Wyoming would have been the only state left out of settlement talks planned for Wednesday, but scuttled after Molloy’s ruling. No settlement offer was on the table, but several wildlife advocacy groups and officials from Montana, Idaho and the federal government were hoping to find some common ground.
Unsworth said Fish and Game, which didn’t organize the meeting, has no general plans for collaboration with Wyoming wildlife officials because their plan was created by the Wyoming Legislature, leaving wildlife officials with no flexibility.
Idaho does plan to try to salvage its wolf hunt this fall, Unsworth said, comparing the situation to fishing for some salmon and steelhead, even though those migratory fish in Idaho are also protected under the ESA.
The state suspended hunting-tag sales Thursday, and will offer refunds to the 6,000 hunters who have purchased tags since Jan. 1 if they haven’t been used.
Response from private groups fell predictably on both sides of the spectrum.

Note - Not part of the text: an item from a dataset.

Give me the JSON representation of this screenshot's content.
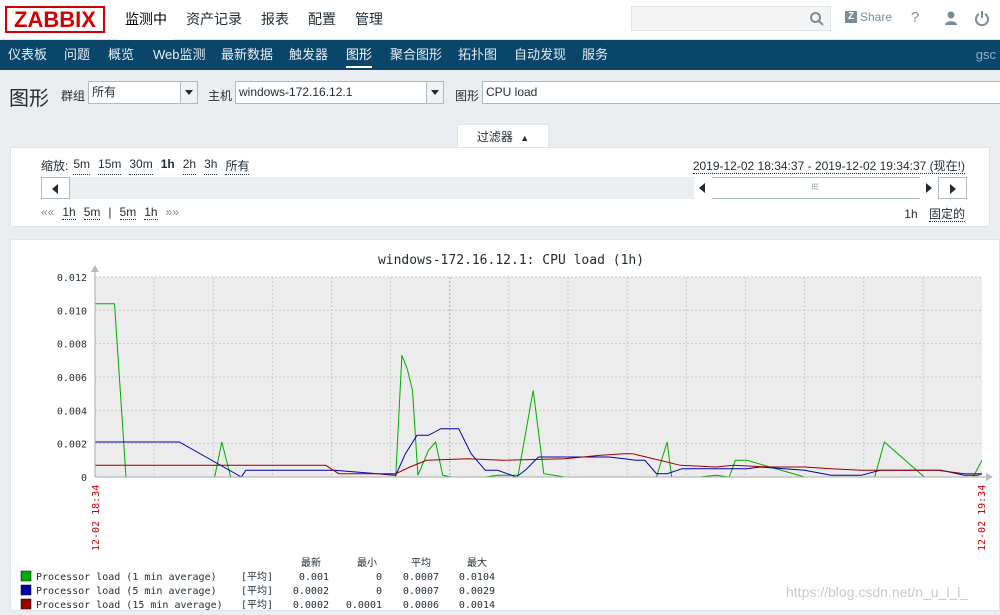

Bob Clark, associate regional organizer of the wolf program for plaintiff the Sierra Club, said the group was pleased that Molloy stood up for science and the law. Under the Endangered Species Act, delisting a single species on a state-by-state basis is illegal and would have set a dangerous precedent for other species, Clark said.
“Having Wyoming come up with a better plan would make it easier on everyone,” Clark said.
The Rocky Mountain Elk Foundation did more than object to the ruling; it’s taking on the Endangered Species Act itself. A Friday press release said the foundation is calling for immediate congressional reform and review of the act because it doesn’t give state wildlife officials the authority to manage wolf populations.
However, Fish and Game is allowed to manage wolf populations south of Interstate 90 if wolves kill livestock or significant numbers of big game. Unsworth said officials from the U.S. Department of Agriculture’s Wildlife Services and Fish and Game can cull wolves using a number of methods, with the exception of poison.
Fish and Game spokesman Niels Nokkentved told the Times-News the department is already developing a proposal for such steps in the Lolo elk management area, where elk numbers are down. Managing for a minimum of 20 to 30 wolves over five years would mean initially killing 40 to 50 wolves, followed by a few kills each year.
The Associated Press contributed to this report.